=== THE PROBLEM ===
Of the lines below, report only those that contain "PetWeightLog".

──────────

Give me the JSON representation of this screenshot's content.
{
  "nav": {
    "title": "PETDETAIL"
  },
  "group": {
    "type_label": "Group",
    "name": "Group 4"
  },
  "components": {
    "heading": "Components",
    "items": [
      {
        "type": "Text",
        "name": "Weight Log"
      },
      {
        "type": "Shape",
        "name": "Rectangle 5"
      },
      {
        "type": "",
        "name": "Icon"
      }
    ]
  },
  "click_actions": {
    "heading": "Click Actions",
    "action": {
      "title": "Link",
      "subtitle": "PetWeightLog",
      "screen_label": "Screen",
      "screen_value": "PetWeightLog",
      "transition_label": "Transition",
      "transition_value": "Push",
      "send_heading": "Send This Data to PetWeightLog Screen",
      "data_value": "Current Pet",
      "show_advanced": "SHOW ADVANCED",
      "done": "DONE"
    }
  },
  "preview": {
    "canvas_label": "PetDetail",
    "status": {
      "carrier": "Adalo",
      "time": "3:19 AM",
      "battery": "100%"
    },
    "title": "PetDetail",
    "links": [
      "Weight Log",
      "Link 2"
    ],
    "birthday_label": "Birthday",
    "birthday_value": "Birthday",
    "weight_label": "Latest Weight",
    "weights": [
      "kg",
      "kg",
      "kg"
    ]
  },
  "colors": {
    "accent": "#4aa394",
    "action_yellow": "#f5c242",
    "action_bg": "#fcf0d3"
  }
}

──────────

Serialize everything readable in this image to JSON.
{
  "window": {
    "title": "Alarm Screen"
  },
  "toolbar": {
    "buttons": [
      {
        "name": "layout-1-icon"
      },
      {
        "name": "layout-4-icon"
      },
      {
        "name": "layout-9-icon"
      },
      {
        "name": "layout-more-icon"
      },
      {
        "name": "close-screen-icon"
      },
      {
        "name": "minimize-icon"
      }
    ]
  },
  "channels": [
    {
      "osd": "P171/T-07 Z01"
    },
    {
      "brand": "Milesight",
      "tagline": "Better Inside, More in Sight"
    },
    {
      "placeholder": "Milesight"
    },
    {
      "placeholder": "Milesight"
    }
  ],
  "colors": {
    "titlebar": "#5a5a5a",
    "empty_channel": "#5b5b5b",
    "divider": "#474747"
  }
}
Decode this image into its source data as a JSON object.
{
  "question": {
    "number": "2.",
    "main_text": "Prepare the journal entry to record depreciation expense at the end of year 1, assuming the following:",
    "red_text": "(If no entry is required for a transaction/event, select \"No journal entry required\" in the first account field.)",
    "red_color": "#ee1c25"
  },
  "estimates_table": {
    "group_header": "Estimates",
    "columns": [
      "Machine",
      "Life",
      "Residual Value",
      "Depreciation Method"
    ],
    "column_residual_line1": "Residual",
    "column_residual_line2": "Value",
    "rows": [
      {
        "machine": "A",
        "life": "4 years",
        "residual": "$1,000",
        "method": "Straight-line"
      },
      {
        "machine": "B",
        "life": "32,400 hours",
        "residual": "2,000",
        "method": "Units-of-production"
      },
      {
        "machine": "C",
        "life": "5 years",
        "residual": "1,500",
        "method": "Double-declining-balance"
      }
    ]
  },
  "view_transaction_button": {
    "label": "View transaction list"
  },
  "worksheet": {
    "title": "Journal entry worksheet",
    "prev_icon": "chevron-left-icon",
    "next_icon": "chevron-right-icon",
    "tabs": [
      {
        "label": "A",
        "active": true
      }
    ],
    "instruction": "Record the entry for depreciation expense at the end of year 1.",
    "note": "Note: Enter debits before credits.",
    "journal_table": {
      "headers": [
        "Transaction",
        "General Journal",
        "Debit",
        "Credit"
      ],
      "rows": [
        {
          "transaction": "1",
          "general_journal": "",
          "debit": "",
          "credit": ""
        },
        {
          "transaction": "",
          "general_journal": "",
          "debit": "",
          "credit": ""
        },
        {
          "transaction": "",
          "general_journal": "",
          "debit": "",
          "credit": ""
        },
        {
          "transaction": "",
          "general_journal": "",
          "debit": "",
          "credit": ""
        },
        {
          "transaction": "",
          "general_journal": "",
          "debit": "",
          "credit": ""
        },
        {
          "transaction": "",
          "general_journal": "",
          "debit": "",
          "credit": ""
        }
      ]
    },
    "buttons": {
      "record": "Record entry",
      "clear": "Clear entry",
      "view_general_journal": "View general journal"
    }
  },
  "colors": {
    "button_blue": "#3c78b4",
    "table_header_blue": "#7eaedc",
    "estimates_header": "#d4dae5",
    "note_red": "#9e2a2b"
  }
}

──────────

=== SOLUTION ===
      "subtitle": "PetWeightLog",
      "screen_value": "PetWeightLog",
      "send_heading": "Send This Data to PetWeightLog Screen",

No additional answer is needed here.